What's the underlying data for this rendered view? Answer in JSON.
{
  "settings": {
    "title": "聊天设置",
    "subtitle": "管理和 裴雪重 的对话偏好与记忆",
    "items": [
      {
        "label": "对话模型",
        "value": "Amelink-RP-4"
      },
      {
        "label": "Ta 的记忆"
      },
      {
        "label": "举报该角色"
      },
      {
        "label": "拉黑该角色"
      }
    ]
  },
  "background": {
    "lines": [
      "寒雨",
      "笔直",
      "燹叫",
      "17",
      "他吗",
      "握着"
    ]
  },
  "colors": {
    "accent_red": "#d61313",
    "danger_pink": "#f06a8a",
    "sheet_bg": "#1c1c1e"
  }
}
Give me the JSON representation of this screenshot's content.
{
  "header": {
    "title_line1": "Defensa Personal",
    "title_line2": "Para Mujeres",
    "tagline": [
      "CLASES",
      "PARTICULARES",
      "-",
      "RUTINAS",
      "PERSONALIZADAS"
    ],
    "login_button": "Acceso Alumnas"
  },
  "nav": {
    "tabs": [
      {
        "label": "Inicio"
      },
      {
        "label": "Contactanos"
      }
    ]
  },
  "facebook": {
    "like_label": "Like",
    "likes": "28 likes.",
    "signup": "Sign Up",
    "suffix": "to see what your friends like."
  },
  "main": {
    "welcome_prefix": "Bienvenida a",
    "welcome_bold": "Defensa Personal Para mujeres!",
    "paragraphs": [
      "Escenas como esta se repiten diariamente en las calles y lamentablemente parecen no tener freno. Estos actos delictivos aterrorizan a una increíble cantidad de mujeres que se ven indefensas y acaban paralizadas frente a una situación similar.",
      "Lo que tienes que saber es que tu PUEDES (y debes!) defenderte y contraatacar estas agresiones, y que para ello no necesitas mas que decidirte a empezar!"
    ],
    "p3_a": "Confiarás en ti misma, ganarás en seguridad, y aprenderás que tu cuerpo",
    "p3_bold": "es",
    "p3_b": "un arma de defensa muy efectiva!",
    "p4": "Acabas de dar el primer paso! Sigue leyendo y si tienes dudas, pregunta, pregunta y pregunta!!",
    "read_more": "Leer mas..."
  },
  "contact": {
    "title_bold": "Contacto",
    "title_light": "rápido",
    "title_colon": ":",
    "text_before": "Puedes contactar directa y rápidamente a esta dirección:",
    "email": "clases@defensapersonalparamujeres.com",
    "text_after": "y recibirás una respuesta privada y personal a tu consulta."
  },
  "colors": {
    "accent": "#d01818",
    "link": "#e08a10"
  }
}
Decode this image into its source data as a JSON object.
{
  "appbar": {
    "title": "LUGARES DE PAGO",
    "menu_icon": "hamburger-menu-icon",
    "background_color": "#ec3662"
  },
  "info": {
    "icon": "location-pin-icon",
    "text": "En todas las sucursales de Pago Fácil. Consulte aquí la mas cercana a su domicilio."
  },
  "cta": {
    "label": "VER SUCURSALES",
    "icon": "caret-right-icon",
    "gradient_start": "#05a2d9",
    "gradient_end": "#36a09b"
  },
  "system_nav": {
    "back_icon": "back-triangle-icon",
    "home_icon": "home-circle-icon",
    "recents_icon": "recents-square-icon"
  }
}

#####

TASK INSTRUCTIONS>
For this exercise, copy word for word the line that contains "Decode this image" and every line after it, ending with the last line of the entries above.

WRITTEN ANSWER>
Decode this image into its source data as a JSON object.
{
  "appbar": {
    "title": "LUGARES DE PAGO",
    "menu_icon": "hamburger-menu-icon",
    "background_color": "#ec3662"
  },
  "info": {
    "icon": "location-pin-icon",
    "text": "En todas las sucursales de Pago Fácil. Consulte aquí la mas cercana a su domicilio."
  },
  "cta": {
    "label": "VER SUCURSALES",
    "icon": "caret-right-icon",
    "gradient_start": "#05a2d9",
    "gradient_end": "#36a09b"
  },
  "system_nav": {
    "back_icon": "back-triangle-icon",
    "home_icon": "home-circle-icon",
    "recents_icon": "recents-square-icon"
  }
}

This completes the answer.